Share this post


Link to post
Share on other sites
immissingyou

Great advice from Paul. I agree in that it's terrific that you have the support of the school and I also wouldn't hesitate to seek outside counseling for your 6 year old. It is difficult for adults to understand the concept of loss and deal with their grief - imagine that of a child. Making sure they know they are loved and are reassured is also important and if you have a strong male influence in your life (perhaps a father or brother or close family friend) that can take an active role from a male perspective might be helpful as well. I am so incredibly sorry for your loss!

Share this post


Link to post
Share on other sites

Join the conversation

You can post now and register later. If you have an account, sign in now to post with your account.

Guest
Reply to this topic...

×   Pasted as rich text.   Paste as plain text instead

  Only 75 emoji are allowed.

×   Your link has been automatically embedded.   Display as a link instead

×   Your previous content has been restored.   Clear editor

×   You cannot paste images directly. Upload or insert images from URL.


×
×
  • Create New...

Important Information

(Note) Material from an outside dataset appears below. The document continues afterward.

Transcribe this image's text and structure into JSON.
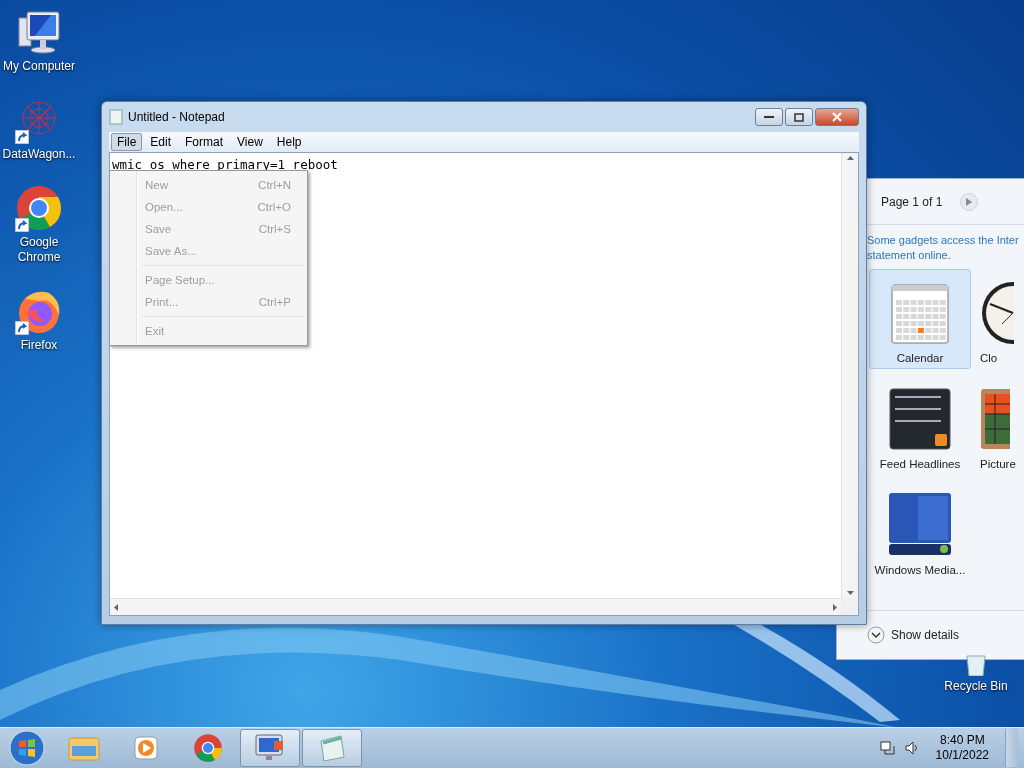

This site uses cookies We have placed cookies on your device to help make this website better. You can adjust your cookie settings, otherwise we'll assume you're okay to continue. and uses these terms of services Terms of Use.